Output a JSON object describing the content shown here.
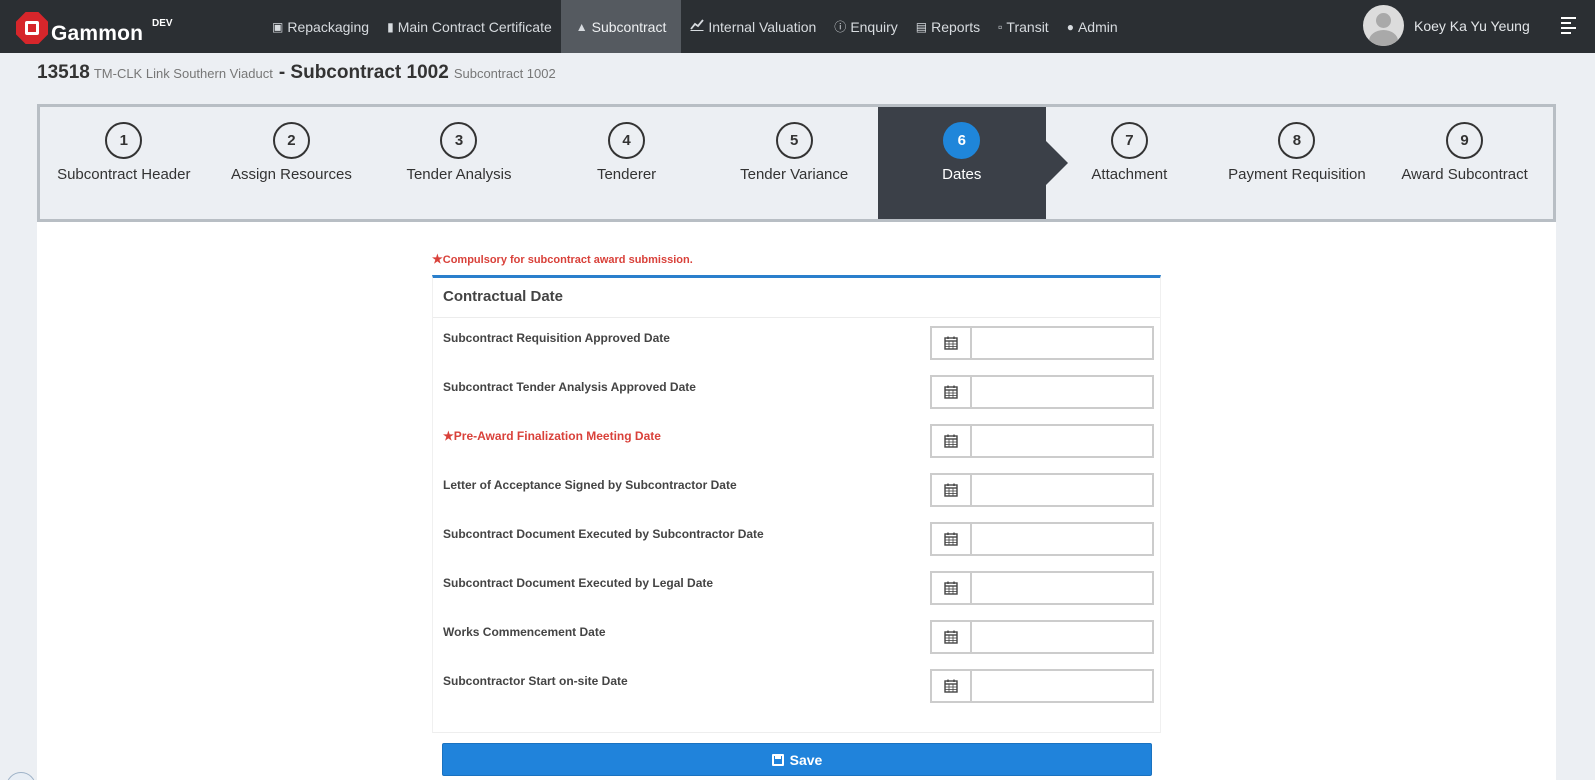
{
  "app": {
    "brand": "Gammon",
    "env": "DEV"
  },
  "nav": [
    {
      "icon": "cube-icon",
      "label": "Repackaging"
    },
    {
      "icon": "bookmark-icon",
      "label": "Main Contract Certificate"
    },
    {
      "icon": "trophy-icon",
      "label": "Subcontract"
    },
    {
      "icon": "line-chart-icon",
      "label": "Internal Valuation"
    },
    {
      "icon": "info-circle-icon",
      "label": "Enquiry"
    },
    {
      "icon": "book-icon",
      "label": "Reports"
    },
    {
      "icon": "file-icon",
      "label": "Transit"
    },
    {
      "icon": "user-icon",
      "label": "Admin"
    }
  ],
  "user": {
    "name": "Koey Ka Yu Yeung"
  },
  "header": {
    "job_no": "13518",
    "job_name": "TM-CLK Link Southern Viaduct",
    "subcontract_title": "- Subcontract 1002",
    "subcontract_desc": "Subcontract 1002"
  },
  "wizard": {
    "active_step": 6,
    "steps": [
      {
        "num": "1",
        "label": "Subcontract Header"
      },
      {
        "num": "2",
        "label": "Assign Resources"
      },
      {
        "num": "3",
        "label": "Tender Analysis"
      },
      {
        "num": "4",
        "label": "Tenderer"
      },
      {
        "num": "5",
        "label": "Tender Variance"
      },
      {
        "num": "6",
        "label": "Dates"
      },
      {
        "num": "7",
        "label": "Attachment"
      },
      {
        "num": "8",
        "label": "Payment Requisition"
      },
      {
        "num": "9",
        "label": "Award Subcontract"
      }
    ]
  },
  "form": {
    "note": "Compulsory for subcontract award submission.",
    "panel_title": "Contractual Date",
    "fields": [
      {
        "label": "Subcontract Requisition Approved Date",
        "value": "",
        "required": false
      },
      {
        "label": "Subcontract Tender Analysis Approved Date",
        "value": "",
        "required": false
      },
      {
        "label": "Pre-Award Finalization Meeting Date",
        "value": "",
        "required": true
      },
      {
        "label": "Letter of Acceptance Signed by Subcontractor Date",
        "value": "",
        "required": false
      },
      {
        "label": "Subcontract Document Executed by Subcontractor Date",
        "value": "",
        "required": false
      },
      {
        "label": "Subcontract Document Executed by Legal Date",
        "value": "",
        "required": false
      },
      {
        "label": "Works Commencement Date",
        "value": "",
        "required": false
      },
      {
        "label": "Subcontractor Start on-site Date",
        "value": "",
        "required": false
      }
    ],
    "save_label": "Save"
  },
  "colors": {
    "accent": "#2083db",
    "required": "#d9413a",
    "navbar": "#2b2f33",
    "active_step": "#3b4048"
  }
}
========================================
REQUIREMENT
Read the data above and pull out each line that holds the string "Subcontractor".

RESPONSE FOR THIS EXERCISE
        "label": "Letter of Acceptance Signed by Subcontractor Date",
        "label": "Subcontract Document Executed by Subcontractor Date",
        "label": "Subcontractor Start on-site Date",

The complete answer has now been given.